The Quick and the Dead works like a traditional police procedural (with a tiny bit of CSI thrown in); the private eye and superhero elements of other popular comics genres are nonexistent and minimal, respectively.  When Batman makes his brief appearances, they are meaningful and nicely drawn, but it’s not as if you’re looking at your watch waiting for him to swoop down and save the storyline.  “Corrigan” gives a dose of Gotham “freaks,” and its themes of good cops blamed by thugs and disreputable CSIs making money on eBay from evidence feels very modern, quite in tune with the Nolan!verse; the fill-in between The Dark Knight and The Dark Knight Rises.  There’s a great character called Jennifer Gordon-Hewitt, straight out of Faulkner, who collects criminal memorabilia. 
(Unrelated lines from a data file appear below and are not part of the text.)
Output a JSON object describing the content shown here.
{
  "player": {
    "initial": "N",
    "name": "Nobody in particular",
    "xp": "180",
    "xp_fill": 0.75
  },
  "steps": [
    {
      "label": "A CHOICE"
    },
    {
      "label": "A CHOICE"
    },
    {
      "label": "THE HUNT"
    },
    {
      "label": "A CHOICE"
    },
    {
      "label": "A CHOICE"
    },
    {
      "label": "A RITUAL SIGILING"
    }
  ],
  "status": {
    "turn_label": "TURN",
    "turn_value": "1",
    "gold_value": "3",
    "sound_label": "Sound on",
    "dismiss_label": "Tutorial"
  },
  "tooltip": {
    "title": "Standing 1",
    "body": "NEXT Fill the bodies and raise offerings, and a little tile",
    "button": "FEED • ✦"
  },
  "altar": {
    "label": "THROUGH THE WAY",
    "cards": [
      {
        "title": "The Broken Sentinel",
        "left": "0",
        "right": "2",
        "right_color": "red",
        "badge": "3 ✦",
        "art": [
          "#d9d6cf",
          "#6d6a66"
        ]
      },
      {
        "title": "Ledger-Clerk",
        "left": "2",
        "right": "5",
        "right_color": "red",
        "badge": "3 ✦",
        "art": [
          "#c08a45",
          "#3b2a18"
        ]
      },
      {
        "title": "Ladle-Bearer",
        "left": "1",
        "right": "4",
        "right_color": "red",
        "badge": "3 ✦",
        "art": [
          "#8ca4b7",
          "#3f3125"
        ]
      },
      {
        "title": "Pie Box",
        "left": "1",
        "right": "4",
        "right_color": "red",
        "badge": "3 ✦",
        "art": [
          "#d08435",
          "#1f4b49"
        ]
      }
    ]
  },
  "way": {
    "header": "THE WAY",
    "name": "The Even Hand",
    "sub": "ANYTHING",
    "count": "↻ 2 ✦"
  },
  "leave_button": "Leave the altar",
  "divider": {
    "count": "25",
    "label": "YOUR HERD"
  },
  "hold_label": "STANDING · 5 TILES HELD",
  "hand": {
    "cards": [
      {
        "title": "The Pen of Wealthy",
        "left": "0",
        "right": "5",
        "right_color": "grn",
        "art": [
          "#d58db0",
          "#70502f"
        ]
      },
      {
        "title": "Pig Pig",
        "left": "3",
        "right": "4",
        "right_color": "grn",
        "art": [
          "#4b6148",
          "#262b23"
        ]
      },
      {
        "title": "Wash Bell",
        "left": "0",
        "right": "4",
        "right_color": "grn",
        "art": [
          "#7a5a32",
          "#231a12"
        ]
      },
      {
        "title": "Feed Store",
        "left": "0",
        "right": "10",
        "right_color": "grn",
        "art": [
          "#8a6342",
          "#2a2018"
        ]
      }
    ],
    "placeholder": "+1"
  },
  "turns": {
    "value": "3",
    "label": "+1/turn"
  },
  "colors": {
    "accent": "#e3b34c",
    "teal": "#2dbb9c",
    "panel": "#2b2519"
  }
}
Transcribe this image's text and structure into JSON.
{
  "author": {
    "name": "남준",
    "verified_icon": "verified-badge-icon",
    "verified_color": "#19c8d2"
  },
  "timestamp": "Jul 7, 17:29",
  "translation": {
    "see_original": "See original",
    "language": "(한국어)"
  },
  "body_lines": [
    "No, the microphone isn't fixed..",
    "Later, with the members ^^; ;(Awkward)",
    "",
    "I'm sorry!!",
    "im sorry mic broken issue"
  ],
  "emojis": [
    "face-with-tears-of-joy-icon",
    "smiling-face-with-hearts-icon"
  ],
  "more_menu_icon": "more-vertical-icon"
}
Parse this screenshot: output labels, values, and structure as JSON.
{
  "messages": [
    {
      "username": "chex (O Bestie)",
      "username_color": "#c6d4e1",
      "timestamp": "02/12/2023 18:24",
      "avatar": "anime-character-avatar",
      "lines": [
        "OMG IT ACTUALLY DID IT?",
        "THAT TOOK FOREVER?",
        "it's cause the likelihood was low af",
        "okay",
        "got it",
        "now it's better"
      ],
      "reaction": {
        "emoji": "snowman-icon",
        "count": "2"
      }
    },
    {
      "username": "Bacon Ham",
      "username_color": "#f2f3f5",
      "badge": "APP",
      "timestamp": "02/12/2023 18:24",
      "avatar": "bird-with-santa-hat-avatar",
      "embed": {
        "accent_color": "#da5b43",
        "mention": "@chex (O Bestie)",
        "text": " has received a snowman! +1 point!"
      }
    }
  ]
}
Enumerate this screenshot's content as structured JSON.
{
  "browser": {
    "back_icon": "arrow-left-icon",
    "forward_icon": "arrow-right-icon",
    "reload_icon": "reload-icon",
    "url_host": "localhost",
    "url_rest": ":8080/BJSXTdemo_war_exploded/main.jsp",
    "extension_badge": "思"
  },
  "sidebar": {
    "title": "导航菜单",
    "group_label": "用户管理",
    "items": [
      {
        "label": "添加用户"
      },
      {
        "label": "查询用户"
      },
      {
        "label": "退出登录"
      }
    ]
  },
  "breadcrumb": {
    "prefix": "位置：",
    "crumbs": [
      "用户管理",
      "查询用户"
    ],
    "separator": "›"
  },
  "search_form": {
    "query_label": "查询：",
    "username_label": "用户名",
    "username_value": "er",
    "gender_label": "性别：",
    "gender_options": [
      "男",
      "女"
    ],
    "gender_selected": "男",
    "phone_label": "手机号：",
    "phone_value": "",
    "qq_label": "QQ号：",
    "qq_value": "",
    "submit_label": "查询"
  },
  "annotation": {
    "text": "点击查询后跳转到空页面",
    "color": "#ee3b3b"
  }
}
It is a given that many (male) artists who draw for DC love to give us impossibly-proportioned women (either villains or heroes)—it’s something readers have to get used to or stop reading.  Bruce Timm, for example, is one of my favorite Batman artists but his drawings of women border on objectification.  One thing I really liked in Quick and the Dead was that there was a locker room confrontation between Montoya and “Josie Mac” Macdonald and never once was it played for titillation.  Shortly after that, Montoya goes into a tough uniform bar where she is taunted as a “dyke” and then she beats up the man doing the taunting in a bit of gritty violence that, frankly, felt very satisfying.      
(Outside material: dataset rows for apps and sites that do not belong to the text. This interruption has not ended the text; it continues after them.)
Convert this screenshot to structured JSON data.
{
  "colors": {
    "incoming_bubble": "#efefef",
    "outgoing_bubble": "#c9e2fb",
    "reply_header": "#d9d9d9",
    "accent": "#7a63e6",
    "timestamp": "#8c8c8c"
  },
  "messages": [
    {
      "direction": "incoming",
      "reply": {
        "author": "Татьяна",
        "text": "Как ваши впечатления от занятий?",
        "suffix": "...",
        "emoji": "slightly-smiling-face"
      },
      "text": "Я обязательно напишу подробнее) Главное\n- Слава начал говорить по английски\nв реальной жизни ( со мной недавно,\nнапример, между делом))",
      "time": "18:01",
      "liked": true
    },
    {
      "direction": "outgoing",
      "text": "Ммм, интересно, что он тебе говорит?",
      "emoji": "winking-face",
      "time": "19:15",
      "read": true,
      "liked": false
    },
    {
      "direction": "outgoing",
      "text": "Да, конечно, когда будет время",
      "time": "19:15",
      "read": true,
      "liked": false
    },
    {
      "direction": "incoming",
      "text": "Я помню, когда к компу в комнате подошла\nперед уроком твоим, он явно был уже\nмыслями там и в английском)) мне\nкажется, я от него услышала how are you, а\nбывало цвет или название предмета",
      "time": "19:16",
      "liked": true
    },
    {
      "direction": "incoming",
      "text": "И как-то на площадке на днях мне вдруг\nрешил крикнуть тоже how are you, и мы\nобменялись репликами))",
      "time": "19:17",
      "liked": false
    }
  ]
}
In “Lights Out,” the top brass decide (as it was at the end of TDK) to get rid of the bat-signal and to repulse Batman.  Montoya defends him to her colleagues; non-native Gothamites like Allen see him as a vigilante who inspires others to act in crazy ways (à la the beginning of TDK).  “Keystone Kops” starts out very promisingly, in Montoya’s old neighborhood where the kids speak Spanish and Montoya’s father runs the bodega (in which case, Gotham resembles New York rather than L.A.).  Things go a bit less realistic when an unlucky cop, rescuing some ignorant kids, starts to mutate due to the machinations of Dr Alchemy, who isn’t quite up there with the top tier of psycho/freak Gotham villains, but thinks he is.  It’s nice, for once, to see the good guys win, but at a heavy cost.  There might even be a reconciliation between Montoya and her family.  Clearly, I’m not the only one who likes her character; apparently after this volume she broke out into her own title, 52.